“He is one of the finest star actors of the current generation. Great at dialogue delivery, can come up with a gamut of expressions effortlessly, NTR has long been known as a mass actor. Lately, he is experimenting with the subjects and looks, which has made him even more accessible to all sections of the audience, from the masses to the classes,” said Telugu film critic Gudelli.
Tarak plays the hero in RRR, a Telugu blockbuster released this year, where he swings a motorcycle over his head, leaps in the air and even outsmarts tigers. The movie has been dubbed in other Indian languages, and has made unprecedented history with its pan-nation appeal and popularity at the box office where it raked in 10 billion rupees (US$127 million) in ticket sales. RRR also became the only Indian film in history to trend number one in the non-English films category for two weeks in a row on Netflix.
“The rise of Telugu films began in 2015, with the arrival of SS Rajamouli’s graphical extravaganza Baahubali, and it reached its peak in the post-pandemic era,” said Gudelli.
“Sukumar’s Pushpa and Rajamouli’s RRR became money-spinners in the Hindi market. Of late, thanks to Rajamouli, the industry has been churning out content that transcends boundaries.”
Knowing your audience
“Good content always works,” says Indian film trade analyst Komal Nahta. “The Hindi film industry had, along the way, forgotten to make films for the masses. Interpreting the multiplex era as a change in audience preferences, they started to cater to the multiplex audience by making films with limited appeal.
“But the South Indian filmmakers knew that the audiences were the same. Their tastes may have become a little more refined but they continued to be emotional and liked the same stories told in a bigger and better way. They scored where Bollywood was failing.
Many Telugu movies are also high on technical quality and special effects thanks to Hyderabad’s population of software developers. The overseas market, where OTT platforms are easily accessible, was the biggest moneymaker for Telugu films.

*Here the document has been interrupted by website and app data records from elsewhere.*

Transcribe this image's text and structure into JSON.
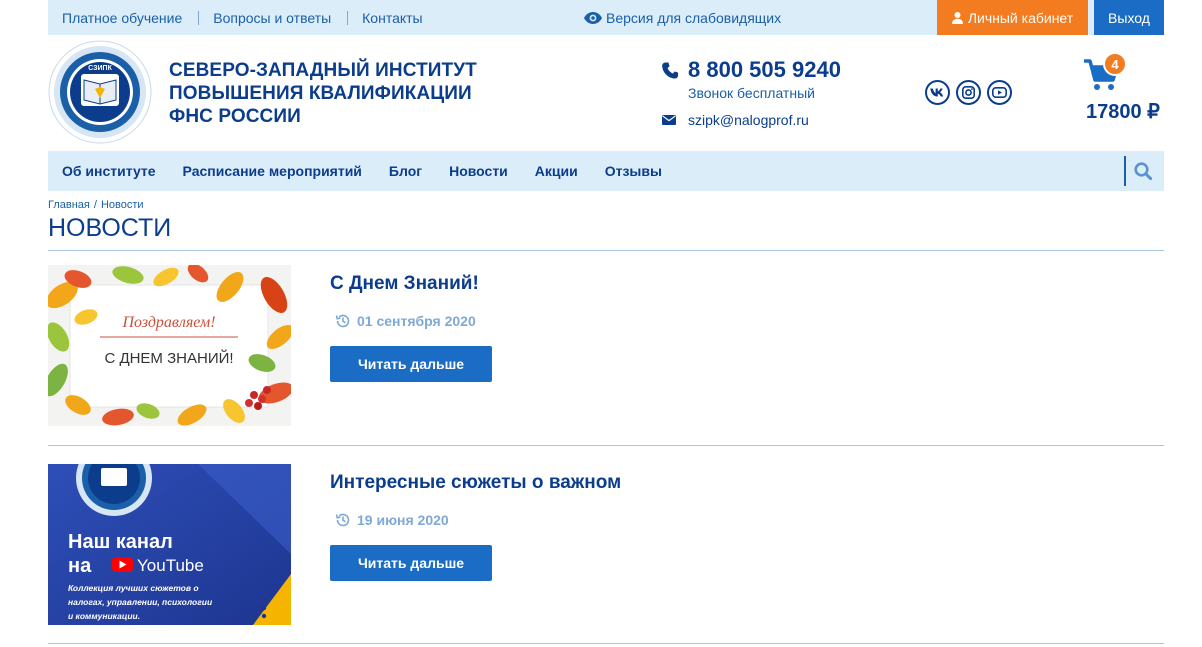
{
  "topbar": {
    "links": [
      "Платное обучение",
      "Вопросы и ответы",
      "Контакты"
    ],
    "vision_label": "Версия для слабовидящих",
    "cabinet_label": "Личный кабинет",
    "logout_label": "Выход",
    "icons": {
      "vision": "eye-icon",
      "cabinet": "user-icon"
    }
  },
  "header": {
    "logo_text": "СЗИПК",
    "org_name": [
      "СЕВЕРО-ЗАПАДНЫЙ ИНСТИТУТ",
      "ПОВЫШЕНИЯ КВАЛИФИКАЦИИ",
      "ФНС РОССИИ"
    ],
    "phone": "8 800 505 9240",
    "phone_note": "Звонок бесплатный",
    "email": "szipk@nalogprof.ru",
    "socials": [
      "vk-icon",
      "instagram-icon",
      "youtube-icon"
    ],
    "cart_count": "4",
    "cart_total": "17800 ₽"
  },
  "nav": {
    "items": [
      "Об институте",
      "Расписание мероприятий",
      "Блог",
      "Новости",
      "Акции",
      "Отзывы"
    ],
    "search_icon": "search-icon"
  },
  "breadcrumb": {
    "home": "Главная",
    "sep": "/",
    "current": "Новости"
  },
  "page": {
    "title": "НОВОСТИ"
  },
  "news": [
    {
      "title": "С Днем Знаний!",
      "date": "01 сентября 2020",
      "button": "Читать дальше",
      "image_text": {
        "line1": "Поздравляем!",
        "line2": "С ДНЕМ ЗНАНИЙ!"
      }
    },
    {
      "title": "Интересные сюжеты о важном",
      "date": "19 июня 2020",
      "button": "Читать дальше",
      "image_text": {
        "line1": "Наш канал",
        "line2": "на",
        "brand": "YouTube",
        "caption": [
          "Коллекция лучших сюжетов о",
          "налогах, управлении, психологии",
          "и коммуникации."
        ]
      }
    }
  ],
  "colors": {
    "brand_blue": "#0b3d8c",
    "link_blue": "#1a5fa8",
    "button_blue": "#1a6cc4",
    "accent_orange": "#f47c20",
    "bar_bg": "#dcedfa"
  }
}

Telugu, the fourth most-spoken language in India, is also the language of the Indian diaspora in Britain, Europe, the Gulf and the United States. It is the third most-spoken Indian language in the US, with a large number of Telugu students and IT professionals.
Aggressive promotion in the north Indian market also accounted for the success of Telugu films like Pushpa and Baahubali. Promotions are typically the only way to reach a mass audience. The entire star cast of RRR travelled to over 13 cities in north India to promote the film.
Dialogue in Telugu movies have also been used as marketing material. One-liners from Pushpa trended online and were turned into memes, which grew in popularity with the younger crowd. Tollywood songs have also gained popularity on social media, with Butta Bomma and Oo antava going viral.
Not all song and dance
But Telugu cinema also has a dark side. “Over the years, it has had a reputation for its connection with caste politics, sectarianism, caste-based fan clubs and movie stars who are figureheads of caste pride. A majority of the popular actors belong to either Kamma or Kapu, the influential communities, and the industry is traditionally dominated by a handful of powerful dynastic families like Rama Rao and Chiranjeevi,” said an industry insider.
“Most Telugu films are formulaic, have hyper-masculinist heroes and are often blatantly sexist, and socially and politically conservative. The film industry’s social base is narrow. Most major stars, directors and producers are from a handful of powerful castes,” said Prof Srinivas.
“Telugu films have been panned by critics for decades for their poor aesthetic quality. Very few films have won national and international awards. For long-term observers, it is amusing to see the praise being lavished on Telugu cinema.”